→ **Aim of the task**: Make an exact copy of the listing, without images.

→ **Data for processing**:
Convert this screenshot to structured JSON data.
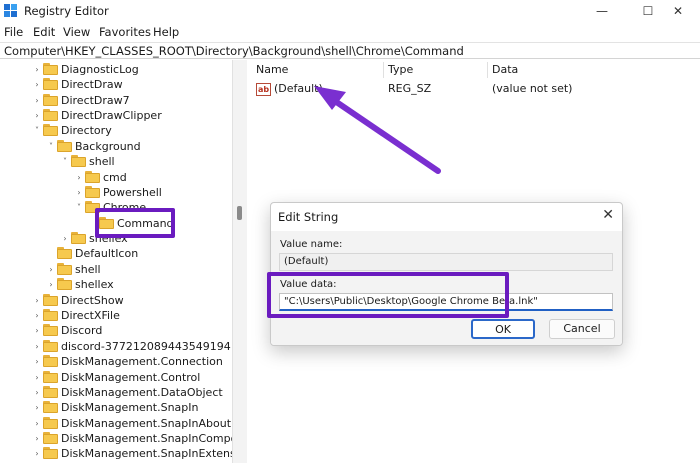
{
  "window": {
    "title": "Registry Editor",
    "minimize_glyph": "—",
    "maximize_glyph": "☐",
    "close_glyph": "✕"
  },
  "menu": [
    "File",
    "Edit",
    "View",
    "Favorites",
    "Help"
  ],
  "address": "Computer\\HKEY_CLASSES_ROOT\\Directory\\Background\\shell\\Chrome\\Command",
  "tree": [
    {
      "label": "DiagnosticLog",
      "chevron": "›"
    },
    {
      "label": "DirectDraw",
      "chevron": "›"
    },
    {
      "label": "DirectDraw7",
      "chevron": "›"
    },
    {
      "label": "DirectDrawClipper",
      "chevron": "›"
    },
    {
      "label": "Directory",
      "chevron": "˅"
    },
    {
      "label": "Background",
      "chevron": "˅"
    },
    {
      "label": "shell",
      "chevron": "˅"
    },
    {
      "label": "cmd",
      "chevron": "›"
    },
    {
      "label": "Powershell",
      "chevron": "›"
    },
    {
      "label": "Chrome",
      "chevron": "˅"
    },
    {
      "label": "Command",
      "chevron": ""
    },
    {
      "label": "shellex",
      "chevron": "›"
    },
    {
      "label": "DefaultIcon",
      "chevron": ""
    },
    {
      "label": "shell",
      "chevron": "›"
    },
    {
      "label": "shellex",
      "chevron": "›"
    },
    {
      "label": "DirectShow",
      "chevron": "›"
    },
    {
      "label": "DirectXFile",
      "chevron": "›"
    },
    {
      "label": "Discord",
      "chevron": "›"
    },
    {
      "label": "discord-377212089443549194",
      "chevron": "›"
    },
    {
      "label": "DiskManagement.Connection",
      "chevron": "›"
    },
    {
      "label": "DiskManagement.Control",
      "chevron": "›"
    },
    {
      "label": "DiskManagement.DataObject",
      "chevron": "›"
    },
    {
      "label": "DiskManagement.SnapIn",
      "chevron": "›"
    },
    {
      "label": "DiskManagement.SnapInAbout",
      "chevron": "›"
    },
    {
      "label": "DiskManagement.SnapInComponent",
      "chevron": "›"
    },
    {
      "label": "DiskManagement.SnapInExtension",
      "chevron": "›"
    }
  ],
  "list": {
    "headers": {
      "name": "Name",
      "type": "Type",
      "data": "Data"
    },
    "rows": [
      {
        "icon": "ab",
        "name": "(Default)",
        "type": "REG_SZ",
        "data": "(value not set)"
      }
    ]
  },
  "dialog": {
    "title": "Edit String",
    "close_glyph": "✕",
    "value_name_label": "Value name:",
    "value_name": "(Default)",
    "value_data_label": "Value data:",
    "value_data": "\"C:\\Users\\Public\\Desktop\\Google Chrome Beta.lnk\"",
    "ok_label": "OK",
    "cancel_label": "Cancel"
  },
  "colors": {
    "highlight": "#6a1bbf",
    "arrow": "#7a2fd0",
    "accent": "#2160c4"
  }
}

→ **Solution below**:
Convert this screenshot to structured JSON data.
{
  "window": {
    "title": "Registry Editor",
    "minimize_glyph": "—",
    "maximize_glyph": "☐",
    "close_glyph": "✕"
  },
  "menu": [
    "File",
    "Edit",
    "View",
    "Favorites",
    "Help"
  ],
  "address": "Computer\\HKEY_CLASSES_ROOT\\Directory\\Background\\shell\\Chrome\\Command",
  "tree": [
    {
      "label": "DiagnosticLog",
      "chevron": "›"
    },
    {
      "label": "DirectDraw",
      "chevron": "›"
    },
    {
      "label": "DirectDraw7",
      "chevron": "›"
    },
    {
      "label": "DirectDrawClipper",
      "chevron": "›"
    },
    {
      "label": "Directory",
      "chevron": "˅"
    },
    {
      "label": "Background",
      "chevron": "˅"
    },
    {
      "label": "shell",
      "chevron": "˅"
    },
    {
      "label": "cmd",
      "chevron": "›"
    },
    {
      "label": "Powershell",
      "chevron": "›"
    },
    {
      "label": "Chrome",
      "chevron": "˅"
    },
    {
      "label": "Command",
      "chevron": ""
    },
    {
      "label": "shellex",
      "chevron": "›"
    },
    {
      "label": "DefaultIcon",
      "chevron": ""
    },
    {
      "label": "shell",
      "chevron": "›"
    },
    {
      "label": "shellex",
      "chevron": "›"
    },
    {
      "label": "DirectShow",
      "chevron": "›"
    },
    {
      "label": "DirectXFile",
      "chevron": "›"
    },
    {
      "label": "Discord",
      "chevron": "›"
    },
    {
      "label": "discord-377212089443549194",
      "chevron": "›"
    },
    {
      "label": "DiskManagement.Connection",
      "chevron": "›"
    },
    {
      "label": "DiskManagement.Control",
      "chevron": "›"
    },
    {
      "label": "DiskManagement.DataObject",
      "chevron": "›"
    },
    {
      "label": "DiskManagement.SnapIn",
      "chevron": "›"
    },
    {
      "label": "DiskManagement.SnapInAbout",
      "chevron": "›"
    },
    {
      "label": "DiskManagement.SnapInComponent",
      "chevron": "›"
    },
    {
      "label": "DiskManagement.SnapInExtension",
      "chevron": "›"
    }
  ],
  "list": {
    "headers": {
      "name": "Name",
      "type": "Type",
      "data": "Data"
    },
    "rows": [
      {
        "icon": "ab",
        "name": "(Default)",
        "type": "REG_SZ",
        "data": "(value not set)"
      }
    ]
  },
  "dialog": {
    "title": "Edit String",
    "close_glyph": "✕",
    "value_name_label": "Value name:",
    "value_name": "(Default)",
    "value_data_label": "Value data:",
    "value_data": "\"C:\\Users\\Public\\Desktop\\Google Chrome Beta.lnk\"",
    "ok_label": "OK",
    "cancel_label": "Cancel"
  },
  "colors": {
    "highlight": "#6a1bbf",
    "arrow": "#7a2fd0",
    "accent": "#2160c4"
  }
}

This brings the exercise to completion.